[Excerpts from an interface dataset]

*** Block opens ***

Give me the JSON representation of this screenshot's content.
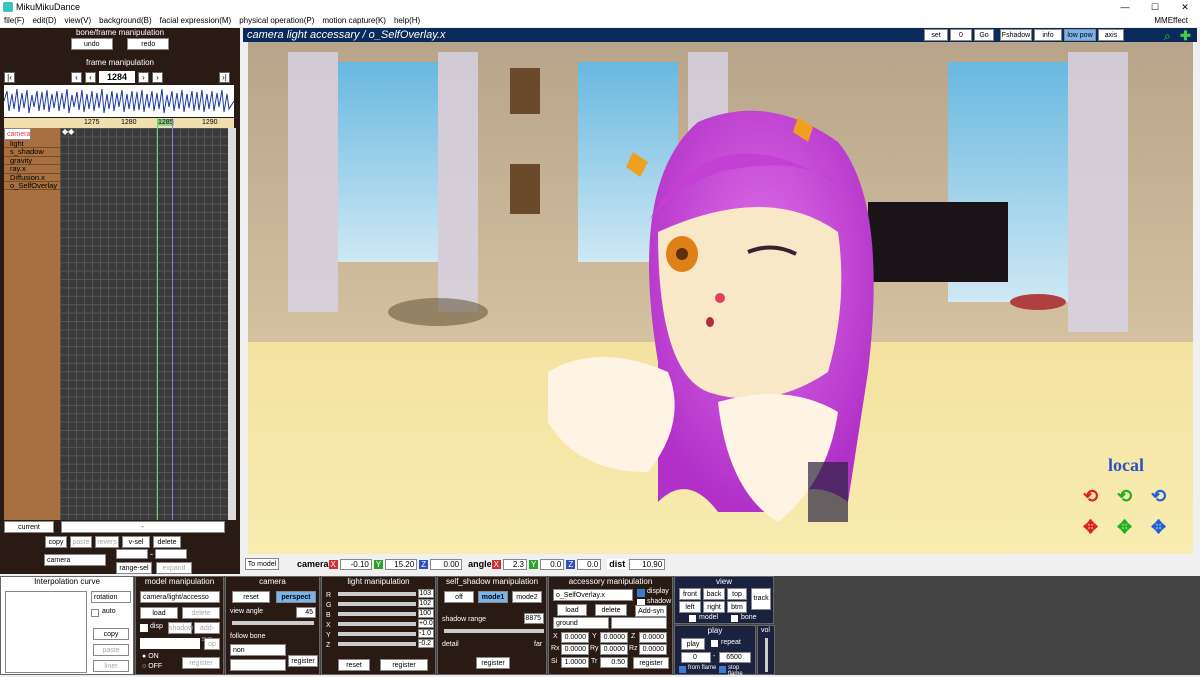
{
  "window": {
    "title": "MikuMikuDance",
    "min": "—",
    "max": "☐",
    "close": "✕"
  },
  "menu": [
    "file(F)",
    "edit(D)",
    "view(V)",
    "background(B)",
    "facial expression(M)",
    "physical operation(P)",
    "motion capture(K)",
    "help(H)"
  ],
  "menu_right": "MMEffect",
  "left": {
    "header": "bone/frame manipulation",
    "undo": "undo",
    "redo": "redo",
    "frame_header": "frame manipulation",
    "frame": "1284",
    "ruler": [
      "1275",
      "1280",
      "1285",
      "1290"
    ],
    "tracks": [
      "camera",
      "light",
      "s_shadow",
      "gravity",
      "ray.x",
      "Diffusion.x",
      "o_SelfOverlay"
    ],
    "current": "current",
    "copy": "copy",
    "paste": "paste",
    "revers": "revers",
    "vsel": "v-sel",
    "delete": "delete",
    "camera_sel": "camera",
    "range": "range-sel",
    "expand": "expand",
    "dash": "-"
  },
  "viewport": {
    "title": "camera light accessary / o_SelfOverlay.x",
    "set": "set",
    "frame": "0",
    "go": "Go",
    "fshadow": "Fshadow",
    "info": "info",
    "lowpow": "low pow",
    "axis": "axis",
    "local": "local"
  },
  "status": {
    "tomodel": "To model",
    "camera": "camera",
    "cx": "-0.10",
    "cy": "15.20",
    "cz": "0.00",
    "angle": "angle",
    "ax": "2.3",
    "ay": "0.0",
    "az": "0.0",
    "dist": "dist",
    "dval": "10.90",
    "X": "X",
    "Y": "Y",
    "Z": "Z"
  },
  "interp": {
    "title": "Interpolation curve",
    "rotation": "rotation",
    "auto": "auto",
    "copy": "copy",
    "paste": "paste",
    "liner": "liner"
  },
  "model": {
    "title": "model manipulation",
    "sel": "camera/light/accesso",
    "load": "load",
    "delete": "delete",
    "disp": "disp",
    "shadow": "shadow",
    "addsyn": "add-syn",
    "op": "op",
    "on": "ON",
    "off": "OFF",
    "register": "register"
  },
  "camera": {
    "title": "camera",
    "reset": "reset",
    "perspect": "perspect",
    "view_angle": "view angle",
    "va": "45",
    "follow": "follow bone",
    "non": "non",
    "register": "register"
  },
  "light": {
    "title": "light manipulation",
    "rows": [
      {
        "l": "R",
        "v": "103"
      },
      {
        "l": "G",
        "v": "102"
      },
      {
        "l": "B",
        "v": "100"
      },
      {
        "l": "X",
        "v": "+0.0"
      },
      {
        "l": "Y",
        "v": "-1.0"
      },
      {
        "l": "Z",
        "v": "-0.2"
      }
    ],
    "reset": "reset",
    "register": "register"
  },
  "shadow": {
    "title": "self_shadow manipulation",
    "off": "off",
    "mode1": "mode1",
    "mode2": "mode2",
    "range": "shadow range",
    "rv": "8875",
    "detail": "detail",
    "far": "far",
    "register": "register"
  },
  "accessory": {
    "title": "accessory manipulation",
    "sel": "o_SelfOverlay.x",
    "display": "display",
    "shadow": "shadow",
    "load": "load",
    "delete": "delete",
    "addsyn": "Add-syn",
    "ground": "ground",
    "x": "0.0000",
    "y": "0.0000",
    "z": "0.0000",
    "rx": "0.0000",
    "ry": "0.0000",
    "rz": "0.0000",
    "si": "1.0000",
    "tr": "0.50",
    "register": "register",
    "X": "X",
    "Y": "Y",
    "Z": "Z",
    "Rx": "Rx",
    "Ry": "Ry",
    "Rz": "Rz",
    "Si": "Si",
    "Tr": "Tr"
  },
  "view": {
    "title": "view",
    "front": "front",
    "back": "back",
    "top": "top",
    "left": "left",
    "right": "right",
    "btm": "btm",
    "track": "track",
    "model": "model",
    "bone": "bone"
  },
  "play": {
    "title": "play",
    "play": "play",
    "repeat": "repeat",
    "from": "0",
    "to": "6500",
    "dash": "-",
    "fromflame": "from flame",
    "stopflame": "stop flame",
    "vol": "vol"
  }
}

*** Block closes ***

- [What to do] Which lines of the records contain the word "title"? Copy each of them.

- [Exercise result]
    "title": "MikuMikuDance",
    "title": "camera light accessary / o_SelfOverlay.x",
    "title": "Interpolation curve",
    "title": "model manipulation",
    "title": "camera",
    "title": "light manipulation",
    "title": "self_shadow manipulation",
    "title": "accessory manipulation",
    "title": "view",
    "title": "play",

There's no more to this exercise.